> [Supplied information]:
========================
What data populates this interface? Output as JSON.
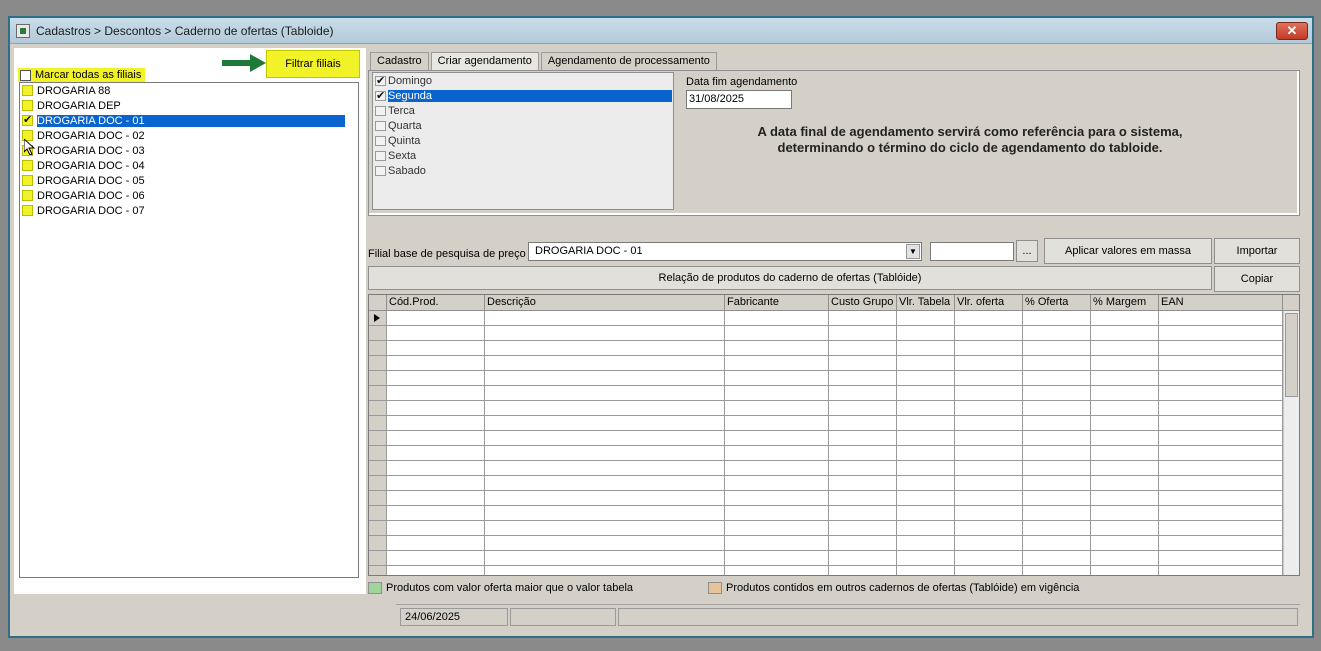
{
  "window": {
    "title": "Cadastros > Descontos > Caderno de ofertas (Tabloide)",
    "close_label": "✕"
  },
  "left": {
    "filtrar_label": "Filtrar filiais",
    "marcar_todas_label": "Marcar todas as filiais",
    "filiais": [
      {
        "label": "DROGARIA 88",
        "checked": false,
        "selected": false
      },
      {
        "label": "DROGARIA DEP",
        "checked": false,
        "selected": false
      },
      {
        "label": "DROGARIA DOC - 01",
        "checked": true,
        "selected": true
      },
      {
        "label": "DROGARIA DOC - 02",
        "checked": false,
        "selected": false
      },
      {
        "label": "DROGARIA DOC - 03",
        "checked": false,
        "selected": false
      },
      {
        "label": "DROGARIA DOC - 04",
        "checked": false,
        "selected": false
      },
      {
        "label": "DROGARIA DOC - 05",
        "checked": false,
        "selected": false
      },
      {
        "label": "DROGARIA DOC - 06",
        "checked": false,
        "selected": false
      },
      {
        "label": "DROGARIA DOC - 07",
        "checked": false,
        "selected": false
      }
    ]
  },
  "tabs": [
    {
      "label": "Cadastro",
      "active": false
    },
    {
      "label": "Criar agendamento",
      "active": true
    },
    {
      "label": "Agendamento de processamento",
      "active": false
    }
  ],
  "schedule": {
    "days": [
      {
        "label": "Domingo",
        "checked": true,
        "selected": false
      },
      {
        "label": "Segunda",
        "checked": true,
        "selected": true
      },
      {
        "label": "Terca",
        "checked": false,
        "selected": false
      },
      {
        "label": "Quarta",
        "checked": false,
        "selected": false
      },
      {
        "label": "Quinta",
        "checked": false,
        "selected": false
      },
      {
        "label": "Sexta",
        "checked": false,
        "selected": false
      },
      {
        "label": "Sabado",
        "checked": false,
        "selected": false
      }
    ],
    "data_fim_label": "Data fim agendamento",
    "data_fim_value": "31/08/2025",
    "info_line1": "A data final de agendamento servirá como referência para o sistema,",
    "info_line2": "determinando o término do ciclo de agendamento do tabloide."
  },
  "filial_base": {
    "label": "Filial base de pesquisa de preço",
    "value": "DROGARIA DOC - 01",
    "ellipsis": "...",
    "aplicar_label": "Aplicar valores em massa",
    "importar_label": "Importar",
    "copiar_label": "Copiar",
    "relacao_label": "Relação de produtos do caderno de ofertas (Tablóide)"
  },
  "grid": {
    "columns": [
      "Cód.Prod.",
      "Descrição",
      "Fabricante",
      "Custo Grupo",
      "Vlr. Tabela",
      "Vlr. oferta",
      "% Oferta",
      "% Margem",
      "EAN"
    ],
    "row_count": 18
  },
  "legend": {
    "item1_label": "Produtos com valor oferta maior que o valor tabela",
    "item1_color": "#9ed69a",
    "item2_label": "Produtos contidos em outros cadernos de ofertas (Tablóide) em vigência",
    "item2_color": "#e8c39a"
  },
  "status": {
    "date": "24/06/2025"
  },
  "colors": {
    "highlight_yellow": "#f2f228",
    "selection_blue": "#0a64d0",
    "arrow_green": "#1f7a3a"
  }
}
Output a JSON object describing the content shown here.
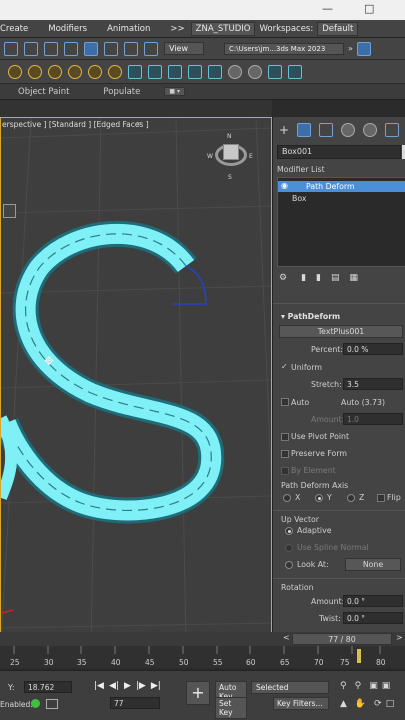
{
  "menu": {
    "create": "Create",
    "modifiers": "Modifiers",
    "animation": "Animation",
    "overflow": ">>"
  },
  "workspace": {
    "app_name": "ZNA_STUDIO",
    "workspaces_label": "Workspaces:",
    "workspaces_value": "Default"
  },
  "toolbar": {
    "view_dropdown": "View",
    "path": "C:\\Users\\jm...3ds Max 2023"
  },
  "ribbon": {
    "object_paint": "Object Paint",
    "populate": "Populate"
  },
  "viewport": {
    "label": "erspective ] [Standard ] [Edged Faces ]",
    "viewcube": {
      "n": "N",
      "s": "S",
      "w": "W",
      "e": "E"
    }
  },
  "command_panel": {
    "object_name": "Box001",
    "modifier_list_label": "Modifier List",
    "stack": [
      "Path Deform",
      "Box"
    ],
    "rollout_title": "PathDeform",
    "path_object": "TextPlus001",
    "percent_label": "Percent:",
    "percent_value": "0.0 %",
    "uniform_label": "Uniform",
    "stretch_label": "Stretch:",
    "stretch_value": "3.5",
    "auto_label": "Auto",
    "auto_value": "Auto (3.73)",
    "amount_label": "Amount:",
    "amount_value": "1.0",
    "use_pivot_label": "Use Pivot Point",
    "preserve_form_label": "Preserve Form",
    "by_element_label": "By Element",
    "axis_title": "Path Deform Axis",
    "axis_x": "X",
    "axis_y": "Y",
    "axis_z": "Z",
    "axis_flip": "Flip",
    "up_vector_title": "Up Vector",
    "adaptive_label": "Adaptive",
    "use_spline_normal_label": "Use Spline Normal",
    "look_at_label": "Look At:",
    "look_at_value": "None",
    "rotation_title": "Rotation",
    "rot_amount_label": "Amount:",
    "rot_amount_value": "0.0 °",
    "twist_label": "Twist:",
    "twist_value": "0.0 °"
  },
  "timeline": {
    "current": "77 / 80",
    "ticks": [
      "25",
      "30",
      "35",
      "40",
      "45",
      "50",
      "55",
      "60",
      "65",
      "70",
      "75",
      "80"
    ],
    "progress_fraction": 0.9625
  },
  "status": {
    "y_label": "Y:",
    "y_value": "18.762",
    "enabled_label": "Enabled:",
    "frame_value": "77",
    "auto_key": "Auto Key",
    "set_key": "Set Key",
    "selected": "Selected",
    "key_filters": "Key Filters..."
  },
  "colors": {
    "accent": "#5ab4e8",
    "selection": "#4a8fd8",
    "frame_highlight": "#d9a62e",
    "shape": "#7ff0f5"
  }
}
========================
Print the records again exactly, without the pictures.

What data populates this interface? Output as JSON.
{
  "window": {
    "title": "Cadastros > Descontos > Caderno de ofertas (Tabloide)",
    "close_label": "✕"
  },
  "left": {
    "filtrar_label": "Filtrar filiais",
    "marcar_todas_label": "Marcar todas as filiais",
    "filiais": [
      {
        "label": "DROGARIA 88",
        "checked": false,
        "selected": false
      },
      {
        "label": "DROGARIA DEP",
        "checked": false,
        "selected": false
      },
      {
        "label": "DROGARIA DOC - 01",
        "checked": true,
        "selected": true
      },
      {
        "label": "DROGARIA DOC - 02",
        "checked": false,
        "selected": false
      },
      {
        "label": "DROGARIA DOC - 03",
        "checked": false,
        "selected": false
      },
      {
        "label": "DROGARIA DOC - 04",
        "checked": false,
        "selected": false
      },
      {
        "label": "DROGARIA DOC - 05",
        "checked": false,
        "selected": false
      },
      {
        "label": "DROGARIA DOC - 06",
        "checked": false,
        "selected": false
      },
      {
        "label": "DROGARIA DOC - 07",
        "checked": false,
        "selected": false
      }
    ]
  },
  "tabs": [
    {
      "label": "Cadastro",
      "active": false
    },
    {
      "label": "Criar agendamento",
      "active": true
    },
    {
      "label": "Agendamento de processamento",
      "active": false
    }
  ],
  "schedule": {
    "days": [
      {
        "label": "Domingo",
        "checked": true,
        "selected": false
      },
      {
        "label": "Segunda",
        "checked": true,
        "selected": true
      },
      {
        "label": "Terca",
        "checked": false,
        "selected": false
      },
      {
        "label": "Quarta",
        "checked": false,
        "selected": false
      },
      {
        "label": "Quinta",
        "checked": false,
        "selected": false
      },
      {
        "label": "Sexta",
        "checked": false,
        "selected": false
      },
      {
        "label": "Sabado",
        "checked": false,
        "selected": false
      }
    ],
    "data_fim_label": "Data fim agendamento",
    "data_fim_value": "31/08/2025",
    "info_line1": "A data final de agendamento servirá como referência para o sistema,",
    "info_line2": "determinando o término do ciclo de agendamento do tabloide."
  },
  "filial_base": {
    "label": "Filial base de pesquisa de preço",
    "value": "DROGARIA DOC - 01",
    "ellipsis": "...",
    "aplicar_label": "Aplicar valores em massa",
    "importar_label": "Importar",
    "copiar_label": "Copiar",
    "relacao_label": "Relação de produtos do caderno de ofertas (Tablóide)"
  },
  "grid": {
    "columns": [
      "Cód.Prod.",
      "Descrição",
      "Fabricante",
      "Custo Grupo",
      "Vlr. Tabela",
      "Vlr. oferta",
      "% Oferta",
      "% Margem",
      "EAN"
    ],
    "row_count": 18
  },
  "legend": {
    "item1_label": "Produtos com valor oferta maior que o valor tabela",
    "item1_color": "#9ed69a",
    "item2_label": "Produtos contidos em outros cadernos de ofertas (Tablóide) em vigência",
    "item2_color": "#e8c39a"
  },
  "status": {
    "date": "24/06/2025"
  },
  "colors": {
    "highlight_yellow": "#f2f228",
    "selection_blue": "#0a64d0",
    "arrow_green": "#1f7a3a"
  }
}
Output a JSON object describing the content shown here.
{
  "menu": {
    "create": "Create",
    "modifiers": "Modifiers",
    "animation": "Animation",
    "overflow": ">>"
  },
  "workspace": {
    "app_name": "ZNA_STUDIO",
    "workspaces_label": "Workspaces:",
    "workspaces_value": "Default"
  },
  "toolbar": {
    "view_dropdown": "View",
    "path": "C:\\Users\\jm...3ds Max 2023"
  },
  "ribbon": {
    "object_paint": "Object Paint",
    "populate": "Populate"
  },
  "viewport": {
    "label": "erspective ] [Standard ] [Edged Faces ]",
    "viewcube": {
      "n": "N",
      "s": "S",
      "w": "W",
      "e": "E"
    }
  },
  "command_panel": {
    "object_name": "Box001",
    "modifier_list_label": "Modifier List",
    "stack": [
      "Path Deform",
      "Box"
    ],
    "rollout_title": "PathDeform",
    "path_object": "TextPlus001",
    "percent_label": "Percent:",
    "percent_value": "0.0 %",
    "uniform_label": "Uniform",
    "stretch_label": "Stretch:",
    "stretch_value": "3.5",
    "auto_label": "Auto",
    "auto_value": "Auto (3.73)",
    "amount_label": "Amount:",
    "amount_value": "1.0",
    "use_pivot_label": "Use Pivot Point",
    "preserve_form_label": "Preserve Form",
    "by_element_label": "By Element",
    "axis_title": "Path Deform Axis",
    "axis_x": "X",
    "axis_y": "Y",
    "axis_z": "Z",
    "axis_flip": "Flip",
    "up_vector_title": "Up Vector",
    "adaptive_label": "Adaptive",
    "use_spline_normal_label": "Use Spline Normal",
    "look_at_label": "Look At:",
    "look_at_value": "None",
    "rotation_title": "Rotation",
    "rot_amount_label": "Amount:",
    "rot_amount_value": "0.0 °",
    "twist_label": "Twist:",
    "twist_value": "0.0 °"
  },
  "timeline": {
    "current": "77 / 80",
    "ticks": [
      "25",
      "30",
      "35",
      "40",
      "45",
      "50",
      "55",
      "60",
      "65",
      "70",
      "75",
      "80"
    ],
    "progress_fraction": 0.9625
  },
  "status": {
    "y_label": "Y:",
    "y_value": "18.762",
    "enabled_label": "Enabled:",
    "frame_value": "77",
    "auto_key": "Auto Key",
    "set_key": "Set Key",
    "selected": "Selected",
    "key_filters": "Key Filters..."
  },
  "colors": {
    "accent": "#5ab4e8",
    "selection": "#4a8fd8",
    "frame_highlight": "#d9a62e",
    "shape": "#7ff0f5"
  }
}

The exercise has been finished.